“Of all the different scenarios we have been looking at with UEFA to go back to competing, the most probable ones are May 28, June 6, or June 28,” Tebas said, according to BBC Sport’s Simon Stone.

Tebas appreciates that the future of La Liga’s 2019-20 campaign lies in the hands of Spanish health authorities and that training cannot restart until emergency measures are lifted. Spain will remain under strict confinement rules until April 26 at the earliest, but there have been encouraging reductions in deaths, hospital admissions, and critical care cases in recent days.

However, Spain has recorded the second-highest COVID-19 death toll in the world, with nearly 14,000 fatalities.

Tebas is “not considering” scrapping the soccer season despite the fear that grips the Iberian nation and claims no “big or medium” league across Europe is considering annulments of their respective 2019-20 campaigns. He said La Liga clubs could lose a total of €1 billion if the term is canceled.


The likeliest way for La Liga to conclude its season is to host matches behind closed doors, a scenario which could cause a financial shortfall of around €300 million.

Tebas believes soccer should have an opportunity to return before other entertainment forms due to its contribution to the country’s gross domestic product, its ability to be played without fans but viewed on television, and the number of people La Liga employs.

“The last business that will return to normal are theatres, cinemas, shows that people attend. We are an industry like that too but we can also restart part of our activity without people because the fundamental part of our income comes from TV,” he said. “So, it’s not a case of us getting special treatment; it’s that when we return, we will be able to do so in a way that allows us to exploit part of our business.

“I think that’s our obligation and the obligation of the government too as we’re talking about an industry that accounts for 1.37% of GDP and which directly and indirectly creates 180,000 jobs.

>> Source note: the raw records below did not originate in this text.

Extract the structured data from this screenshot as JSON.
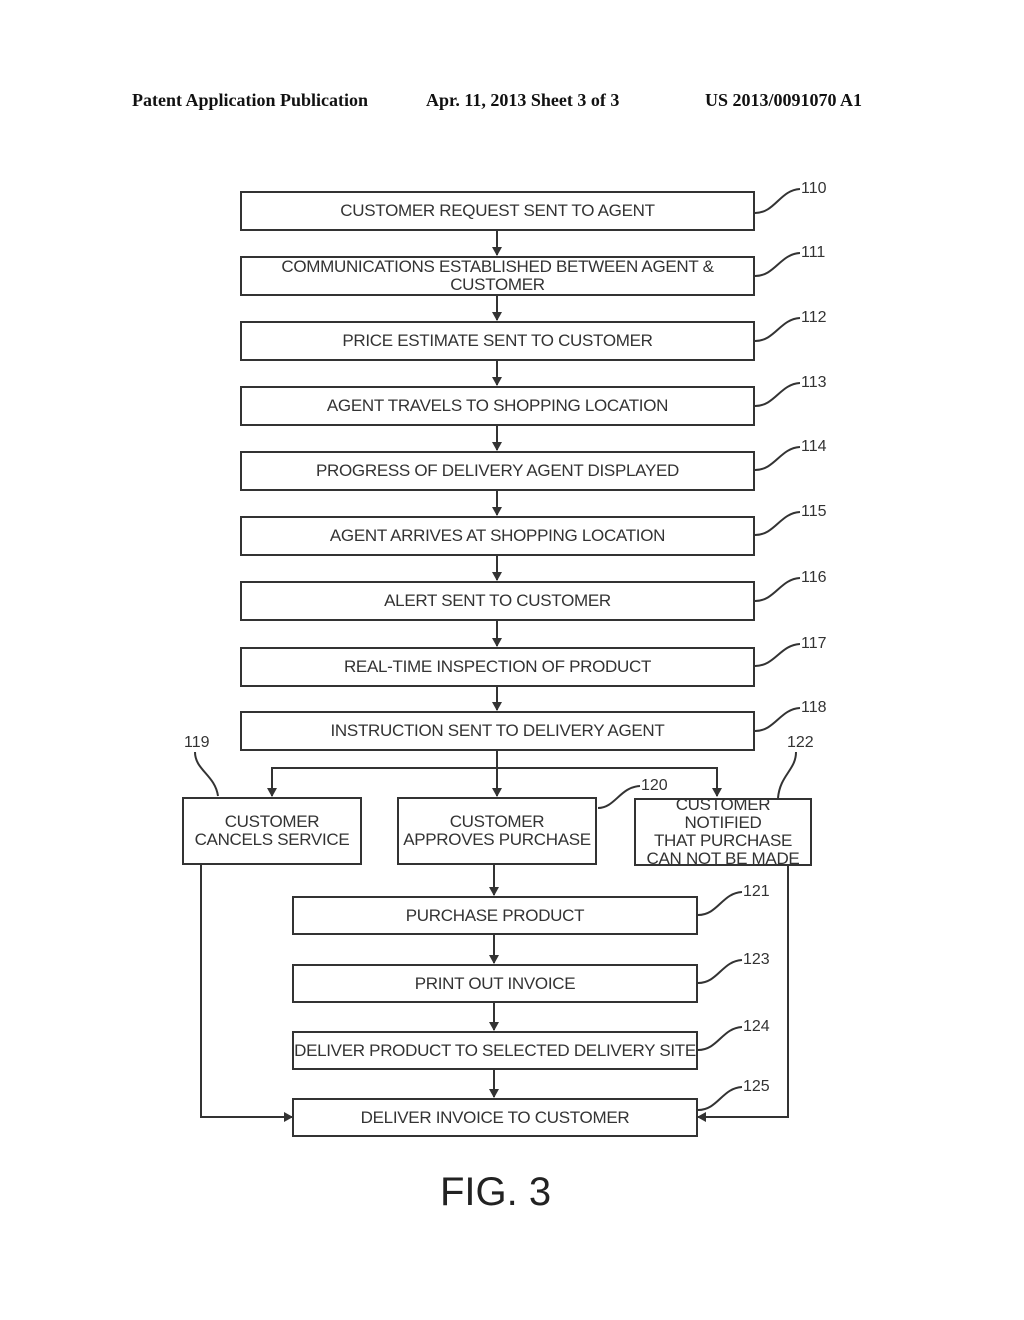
{
  "header": {
    "publication": "Patent Application Publication",
    "date_sheet": "Apr. 11, 2013  Sheet 3 of 3",
    "number": "US 2013/0091070 A1"
  },
  "steps": [
    {
      "ref": "110",
      "label": "CUSTOMER REQUEST SENT TO AGENT"
    },
    {
      "ref": "111",
      "label": "COMMUNICATIONS ESTABLISHED BETWEEN AGENT & CUSTOMER"
    },
    {
      "ref": "112",
      "label": "PRICE ESTIMATE SENT TO CUSTOMER"
    },
    {
      "ref": "113",
      "label": "AGENT TRAVELS TO SHOPPING LOCATION"
    },
    {
      "ref": "114",
      "label": "PROGRESS OF DELIVERY AGENT DISPLAYED"
    },
    {
      "ref": "115",
      "label": "AGENT ARRIVES AT SHOPPING LOCATION"
    },
    {
      "ref": "116",
      "label": "ALERT SENT TO CUSTOMER"
    },
    {
      "ref": "117",
      "label": "REAL-TIME INSPECTION OF PRODUCT"
    },
    {
      "ref": "118",
      "label": "INSTRUCTION SENT TO DELIVERY AGENT"
    }
  ],
  "branches": [
    {
      "ref": "119",
      "label": "CUSTOMER\nCANCELS SERVICE"
    },
    {
      "ref": "120",
      "label": "CUSTOMER\nAPPROVES PURCHASE"
    },
    {
      "ref": "122",
      "label": "CUSTOMER NOTIFIED\nTHAT PURCHASE\nCAN NOT BE MADE"
    }
  ],
  "lower_steps": [
    {
      "ref": "121",
      "label": "PURCHASE PRODUCT"
    },
    {
      "ref": "123",
      "label": "PRINT OUT INVOICE"
    },
    {
      "ref": "124",
      "label": "DELIVER PRODUCT TO SELECTED DELIVERY SITE"
    },
    {
      "ref": "125",
      "label": "DELIVER INVOICE TO CUSTOMER"
    }
  ],
  "figure_label": "FIG. 3"
}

We shouldn’t just look at this as players and teams; this is an industry.”

Tebas revealed that three medical teams have been exploring “a return to training which involves the possibility of doing coronavirus tests and isolation in dressing rooms” over the past two weeks.